Items from an interface collection:
★ ★ ★ ★ ★

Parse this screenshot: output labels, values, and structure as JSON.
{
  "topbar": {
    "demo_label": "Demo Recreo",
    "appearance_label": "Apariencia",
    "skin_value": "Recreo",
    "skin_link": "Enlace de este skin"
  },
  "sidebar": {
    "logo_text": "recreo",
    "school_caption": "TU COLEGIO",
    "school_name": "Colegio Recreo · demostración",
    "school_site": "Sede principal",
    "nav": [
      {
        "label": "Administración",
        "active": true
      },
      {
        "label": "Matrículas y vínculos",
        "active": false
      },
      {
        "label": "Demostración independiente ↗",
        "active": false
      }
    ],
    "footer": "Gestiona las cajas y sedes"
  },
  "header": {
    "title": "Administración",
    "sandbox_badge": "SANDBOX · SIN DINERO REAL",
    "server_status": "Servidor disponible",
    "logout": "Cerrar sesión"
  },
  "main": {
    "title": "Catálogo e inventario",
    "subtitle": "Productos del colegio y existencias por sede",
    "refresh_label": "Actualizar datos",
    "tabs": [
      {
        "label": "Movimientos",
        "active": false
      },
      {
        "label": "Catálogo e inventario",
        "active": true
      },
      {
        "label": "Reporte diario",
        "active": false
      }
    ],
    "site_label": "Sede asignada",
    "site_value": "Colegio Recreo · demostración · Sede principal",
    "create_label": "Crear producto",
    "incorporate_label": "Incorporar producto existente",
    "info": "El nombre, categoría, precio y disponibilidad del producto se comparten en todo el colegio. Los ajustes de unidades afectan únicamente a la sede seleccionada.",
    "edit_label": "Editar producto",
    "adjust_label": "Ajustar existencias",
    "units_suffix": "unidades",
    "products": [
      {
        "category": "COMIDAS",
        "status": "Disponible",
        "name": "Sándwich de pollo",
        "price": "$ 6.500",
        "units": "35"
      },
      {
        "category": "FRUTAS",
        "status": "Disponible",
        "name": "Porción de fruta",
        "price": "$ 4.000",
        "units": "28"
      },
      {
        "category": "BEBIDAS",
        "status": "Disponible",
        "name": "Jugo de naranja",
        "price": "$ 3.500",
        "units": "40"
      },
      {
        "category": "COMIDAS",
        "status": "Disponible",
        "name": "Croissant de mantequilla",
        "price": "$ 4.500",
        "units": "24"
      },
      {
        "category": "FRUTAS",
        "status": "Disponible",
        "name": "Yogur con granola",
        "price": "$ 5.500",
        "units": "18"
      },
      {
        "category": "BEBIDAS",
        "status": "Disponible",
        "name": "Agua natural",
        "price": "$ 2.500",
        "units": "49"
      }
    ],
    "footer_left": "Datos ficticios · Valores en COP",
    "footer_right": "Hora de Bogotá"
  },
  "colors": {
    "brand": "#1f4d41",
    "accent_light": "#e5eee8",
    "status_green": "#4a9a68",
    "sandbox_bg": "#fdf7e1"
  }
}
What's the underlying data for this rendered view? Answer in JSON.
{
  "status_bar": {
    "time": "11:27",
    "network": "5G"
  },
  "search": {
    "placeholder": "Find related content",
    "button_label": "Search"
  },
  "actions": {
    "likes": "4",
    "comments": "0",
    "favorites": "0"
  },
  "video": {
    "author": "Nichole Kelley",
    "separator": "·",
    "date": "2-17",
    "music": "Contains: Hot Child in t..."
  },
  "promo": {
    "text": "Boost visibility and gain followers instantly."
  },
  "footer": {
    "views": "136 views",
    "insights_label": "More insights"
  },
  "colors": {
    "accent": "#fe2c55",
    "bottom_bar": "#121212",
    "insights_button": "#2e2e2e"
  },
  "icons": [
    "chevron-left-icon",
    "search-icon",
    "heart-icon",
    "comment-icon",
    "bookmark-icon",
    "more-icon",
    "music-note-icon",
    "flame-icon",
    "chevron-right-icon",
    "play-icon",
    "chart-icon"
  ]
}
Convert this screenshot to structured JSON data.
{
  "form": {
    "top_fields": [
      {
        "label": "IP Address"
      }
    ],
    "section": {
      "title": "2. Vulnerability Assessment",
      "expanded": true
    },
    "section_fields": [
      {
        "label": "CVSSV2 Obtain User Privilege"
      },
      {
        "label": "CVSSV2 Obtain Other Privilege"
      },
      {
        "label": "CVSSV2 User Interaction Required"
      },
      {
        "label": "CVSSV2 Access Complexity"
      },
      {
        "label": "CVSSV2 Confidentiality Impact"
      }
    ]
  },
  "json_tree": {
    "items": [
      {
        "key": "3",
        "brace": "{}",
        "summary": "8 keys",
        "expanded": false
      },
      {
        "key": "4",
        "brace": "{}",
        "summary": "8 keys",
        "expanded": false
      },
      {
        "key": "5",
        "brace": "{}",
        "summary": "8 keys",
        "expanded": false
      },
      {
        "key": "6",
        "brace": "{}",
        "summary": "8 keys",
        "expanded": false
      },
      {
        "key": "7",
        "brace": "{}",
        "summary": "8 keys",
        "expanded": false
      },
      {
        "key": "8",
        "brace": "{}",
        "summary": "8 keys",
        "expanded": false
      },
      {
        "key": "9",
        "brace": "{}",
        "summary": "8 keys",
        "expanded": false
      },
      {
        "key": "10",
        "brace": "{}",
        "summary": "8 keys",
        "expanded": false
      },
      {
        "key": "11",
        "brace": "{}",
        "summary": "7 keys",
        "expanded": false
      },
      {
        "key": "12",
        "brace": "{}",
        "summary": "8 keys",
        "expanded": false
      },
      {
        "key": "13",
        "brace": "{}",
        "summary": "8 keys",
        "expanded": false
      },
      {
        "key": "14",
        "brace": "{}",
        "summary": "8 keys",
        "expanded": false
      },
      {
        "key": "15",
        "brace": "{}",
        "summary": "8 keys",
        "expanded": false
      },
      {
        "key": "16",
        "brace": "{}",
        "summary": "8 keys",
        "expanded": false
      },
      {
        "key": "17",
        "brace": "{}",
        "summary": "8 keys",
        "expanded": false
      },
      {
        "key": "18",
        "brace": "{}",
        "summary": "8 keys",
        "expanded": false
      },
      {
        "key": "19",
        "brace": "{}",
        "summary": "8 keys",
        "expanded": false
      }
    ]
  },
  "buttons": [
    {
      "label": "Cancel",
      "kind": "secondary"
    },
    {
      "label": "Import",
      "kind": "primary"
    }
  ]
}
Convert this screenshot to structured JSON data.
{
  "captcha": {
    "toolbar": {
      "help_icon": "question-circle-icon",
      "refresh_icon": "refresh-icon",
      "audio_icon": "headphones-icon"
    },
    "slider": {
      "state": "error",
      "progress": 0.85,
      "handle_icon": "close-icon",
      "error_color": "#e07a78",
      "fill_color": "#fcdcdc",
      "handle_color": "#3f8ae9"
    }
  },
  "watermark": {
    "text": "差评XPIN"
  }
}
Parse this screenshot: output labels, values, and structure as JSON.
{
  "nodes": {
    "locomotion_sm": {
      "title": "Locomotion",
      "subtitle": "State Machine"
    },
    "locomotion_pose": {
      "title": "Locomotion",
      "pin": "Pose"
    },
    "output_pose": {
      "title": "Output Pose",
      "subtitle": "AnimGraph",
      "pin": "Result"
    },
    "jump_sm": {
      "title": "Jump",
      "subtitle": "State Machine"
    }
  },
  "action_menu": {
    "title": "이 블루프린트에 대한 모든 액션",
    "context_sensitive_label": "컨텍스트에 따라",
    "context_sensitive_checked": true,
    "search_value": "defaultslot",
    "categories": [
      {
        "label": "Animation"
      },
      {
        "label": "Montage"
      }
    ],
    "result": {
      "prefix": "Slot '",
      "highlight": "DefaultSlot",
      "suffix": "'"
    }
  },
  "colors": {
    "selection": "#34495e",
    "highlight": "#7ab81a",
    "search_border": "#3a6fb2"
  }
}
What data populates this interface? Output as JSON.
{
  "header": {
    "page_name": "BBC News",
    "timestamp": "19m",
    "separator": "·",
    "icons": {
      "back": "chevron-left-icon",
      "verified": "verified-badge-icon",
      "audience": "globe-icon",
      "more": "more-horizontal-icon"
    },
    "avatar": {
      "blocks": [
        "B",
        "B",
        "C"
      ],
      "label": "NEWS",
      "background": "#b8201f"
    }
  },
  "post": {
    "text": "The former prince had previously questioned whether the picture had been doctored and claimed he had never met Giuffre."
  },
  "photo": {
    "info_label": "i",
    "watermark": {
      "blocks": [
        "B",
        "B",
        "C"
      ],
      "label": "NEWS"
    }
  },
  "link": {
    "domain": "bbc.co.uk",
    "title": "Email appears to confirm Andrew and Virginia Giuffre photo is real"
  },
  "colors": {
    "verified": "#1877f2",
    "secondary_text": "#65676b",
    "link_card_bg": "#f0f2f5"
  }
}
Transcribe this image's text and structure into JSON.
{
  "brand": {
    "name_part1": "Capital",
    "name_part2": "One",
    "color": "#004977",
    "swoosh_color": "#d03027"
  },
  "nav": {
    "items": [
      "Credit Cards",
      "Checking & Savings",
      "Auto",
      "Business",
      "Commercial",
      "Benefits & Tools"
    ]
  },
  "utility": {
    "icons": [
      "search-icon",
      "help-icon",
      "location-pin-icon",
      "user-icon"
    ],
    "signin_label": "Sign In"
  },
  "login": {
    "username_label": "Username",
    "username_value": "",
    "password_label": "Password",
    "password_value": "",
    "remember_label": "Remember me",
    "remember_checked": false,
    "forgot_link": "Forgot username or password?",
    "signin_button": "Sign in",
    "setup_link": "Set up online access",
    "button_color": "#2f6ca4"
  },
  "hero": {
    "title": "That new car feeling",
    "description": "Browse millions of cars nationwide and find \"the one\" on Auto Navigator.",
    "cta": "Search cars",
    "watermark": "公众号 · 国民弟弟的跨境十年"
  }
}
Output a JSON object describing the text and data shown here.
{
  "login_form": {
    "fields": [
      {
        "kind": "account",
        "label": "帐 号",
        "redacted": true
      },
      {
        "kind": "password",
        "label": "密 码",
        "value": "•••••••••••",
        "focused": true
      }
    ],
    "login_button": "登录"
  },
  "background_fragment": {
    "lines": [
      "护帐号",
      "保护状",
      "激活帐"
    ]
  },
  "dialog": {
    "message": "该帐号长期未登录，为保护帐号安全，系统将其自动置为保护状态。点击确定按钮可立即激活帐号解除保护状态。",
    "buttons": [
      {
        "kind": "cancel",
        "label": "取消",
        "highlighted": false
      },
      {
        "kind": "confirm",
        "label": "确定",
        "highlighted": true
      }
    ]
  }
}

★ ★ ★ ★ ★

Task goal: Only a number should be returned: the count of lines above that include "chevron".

Response to the exercise: 3